= WORK TO COMPLETE =
The answer must be an exact copy of all the data below.

= SUPPLIED INFORMATION =
════════════════

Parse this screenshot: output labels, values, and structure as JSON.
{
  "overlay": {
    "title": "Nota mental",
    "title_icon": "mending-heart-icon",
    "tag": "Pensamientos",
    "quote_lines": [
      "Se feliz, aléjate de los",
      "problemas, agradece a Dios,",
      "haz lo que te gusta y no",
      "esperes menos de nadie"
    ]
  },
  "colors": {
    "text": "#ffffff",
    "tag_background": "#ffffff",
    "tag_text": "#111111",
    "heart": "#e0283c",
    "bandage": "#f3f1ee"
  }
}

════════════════

= SOLUTION FOR THIS EXERCISE =
Parse this screenshot: output labels, values, and structure as JSON.
{
  "overlay": {
    "title": "Nota mental",
    "title_icon": "mending-heart-icon",
    "tag": "Pensamientos",
    "quote_lines": [
      "Se feliz, aléjate de los",
      "problemas, agradece a Dios,",
      "haz lo que te gusta y no",
      "esperes menos de nadie"
    ]
  },
  "colors": {
    "text": "#ffffff",
    "tag_background": "#ffffff",
    "tag_text": "#111111",
    "heart": "#e0283c",
    "bandage": "#f3f1ee"
  }
}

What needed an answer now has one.